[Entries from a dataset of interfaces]
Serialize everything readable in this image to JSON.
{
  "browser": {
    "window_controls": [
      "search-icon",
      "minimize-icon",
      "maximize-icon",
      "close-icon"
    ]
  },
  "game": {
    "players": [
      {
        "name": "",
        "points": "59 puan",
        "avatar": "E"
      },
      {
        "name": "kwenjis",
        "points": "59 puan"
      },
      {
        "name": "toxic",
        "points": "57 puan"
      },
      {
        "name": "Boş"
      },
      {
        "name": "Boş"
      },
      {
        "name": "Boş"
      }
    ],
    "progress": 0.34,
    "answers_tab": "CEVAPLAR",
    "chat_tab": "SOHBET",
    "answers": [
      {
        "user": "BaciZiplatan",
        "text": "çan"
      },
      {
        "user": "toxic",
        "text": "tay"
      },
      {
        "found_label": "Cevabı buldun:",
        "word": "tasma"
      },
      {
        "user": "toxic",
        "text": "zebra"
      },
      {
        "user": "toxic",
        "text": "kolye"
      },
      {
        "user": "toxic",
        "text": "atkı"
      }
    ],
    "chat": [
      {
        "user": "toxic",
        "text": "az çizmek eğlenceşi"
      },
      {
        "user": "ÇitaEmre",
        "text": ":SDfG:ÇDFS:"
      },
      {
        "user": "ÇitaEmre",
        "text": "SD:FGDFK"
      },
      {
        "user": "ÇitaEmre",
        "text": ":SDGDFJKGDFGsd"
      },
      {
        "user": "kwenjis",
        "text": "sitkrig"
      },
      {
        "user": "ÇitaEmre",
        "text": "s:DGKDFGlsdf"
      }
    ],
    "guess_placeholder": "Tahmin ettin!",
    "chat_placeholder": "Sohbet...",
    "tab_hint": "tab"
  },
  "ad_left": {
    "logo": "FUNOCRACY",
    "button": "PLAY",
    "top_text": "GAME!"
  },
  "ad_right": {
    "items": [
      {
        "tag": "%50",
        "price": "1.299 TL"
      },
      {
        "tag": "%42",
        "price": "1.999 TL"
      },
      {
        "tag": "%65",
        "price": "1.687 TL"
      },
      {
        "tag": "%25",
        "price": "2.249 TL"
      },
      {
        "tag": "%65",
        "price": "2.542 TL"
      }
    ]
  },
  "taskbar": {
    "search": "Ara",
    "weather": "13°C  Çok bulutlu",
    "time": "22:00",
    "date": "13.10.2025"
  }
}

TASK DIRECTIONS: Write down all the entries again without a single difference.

EXERCISE OUTPUT:
Serialize everything readable in this image to JSON.
{
  "browser": {
    "window_controls": [
      "search-icon",
      "minimize-icon",
      "maximize-icon",
      "close-icon"
    ]
  },
  "game": {
    "players": [
      {
        "name": "",
        "points": "59 puan",
        "avatar": "E"
      },
      {
        "name": "kwenjis",
        "points": "59 puan"
      },
      {
        "name": "toxic",
        "points": "57 puan"
      },
      {
        "name": "Boş"
      },
      {
        "name": "Boş"
      },
      {
        "name": "Boş"
      }
    ],
    "progress": 0.34,
    "answers_tab": "CEVAPLAR",
    "chat_tab": "SOHBET",
    "answers": [
      {
        "user": "BaciZiplatan",
        "text": "çan"
      },
      {
        "user": "toxic",
        "text": "tay"
      },
      {
        "found_label": "Cevabı buldun:",
        "word": "tasma"
      },
      {
        "user": "toxic",
        "text": "zebra"
      },
      {
        "user": "toxic",
        "text": "kolye"
      },
      {
        "user": "toxic",
        "text": "atkı"
      }
    ],
    "chat": [
      {
        "user": "toxic",
        "text": "az çizmek eğlenceşi"
      },
      {
        "user": "ÇitaEmre",
        "text": ":SDfG:ÇDFS:"
      },
      {
        "user": "ÇitaEmre",
        "text": "SD:FGDFK"
      },
      {
        "user": "ÇitaEmre",
        "text": ":SDGDFJKGDFGsd"
      },
      {
        "user": "kwenjis",
        "text": "sitkrig"
      },
      {
        "user": "ÇitaEmre",
        "text": "s:DGKDFGlsdf"
      }
    ],
    "guess_placeholder": "Tahmin ettin!",
    "chat_placeholder": "Sohbet...",
    "tab_hint": "tab"
  },
  "ad_left": {
    "logo": "FUNOCRACY",
    "button": "PLAY",
    "top_text": "GAME!"
  },
  "ad_right": {
    "items": [
      {
        "tag": "%50",
        "price": "1.299 TL"
      },
      {
        "tag": "%42",
        "price": "1.999 TL"
      },
      {
        "tag": "%65",
        "price": "1.687 TL"
      },
      {
        "tag": "%25",
        "price": "2.249 TL"
      },
      {
        "tag": "%65",
        "price": "2.542 TL"
      }
    ]
  },
  "taskbar": {
    "search": "Ara",
    "weather": "13°C  Çok bulutlu",
    "time": "22:00",
    "date": "13.10.2025"
  }
}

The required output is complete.